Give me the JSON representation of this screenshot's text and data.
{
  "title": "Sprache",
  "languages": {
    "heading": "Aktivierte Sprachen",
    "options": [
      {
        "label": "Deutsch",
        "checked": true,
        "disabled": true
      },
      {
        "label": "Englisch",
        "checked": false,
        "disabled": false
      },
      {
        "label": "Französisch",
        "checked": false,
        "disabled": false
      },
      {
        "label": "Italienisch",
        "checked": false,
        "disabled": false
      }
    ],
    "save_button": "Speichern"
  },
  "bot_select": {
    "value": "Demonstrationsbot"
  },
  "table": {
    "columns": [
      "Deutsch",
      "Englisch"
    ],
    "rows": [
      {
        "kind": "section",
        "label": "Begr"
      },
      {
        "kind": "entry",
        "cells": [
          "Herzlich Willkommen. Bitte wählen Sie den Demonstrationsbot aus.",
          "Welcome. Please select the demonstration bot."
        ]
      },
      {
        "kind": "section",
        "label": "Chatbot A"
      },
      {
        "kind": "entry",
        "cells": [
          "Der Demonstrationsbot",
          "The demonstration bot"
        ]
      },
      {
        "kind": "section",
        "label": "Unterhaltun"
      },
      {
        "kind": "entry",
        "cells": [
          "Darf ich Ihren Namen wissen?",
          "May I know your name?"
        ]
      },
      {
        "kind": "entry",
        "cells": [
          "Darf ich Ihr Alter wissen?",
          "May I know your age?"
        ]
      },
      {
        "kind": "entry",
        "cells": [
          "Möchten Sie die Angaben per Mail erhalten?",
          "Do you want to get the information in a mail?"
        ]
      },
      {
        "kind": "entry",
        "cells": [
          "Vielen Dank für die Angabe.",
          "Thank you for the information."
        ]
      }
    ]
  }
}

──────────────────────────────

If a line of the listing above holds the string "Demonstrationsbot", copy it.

    "value": "Demonstrationsbot"
          "Herzlich Willkommen. Bitte wählen Sie den Demonstrationsbot aus.",
          "Der Demonstrationsbot",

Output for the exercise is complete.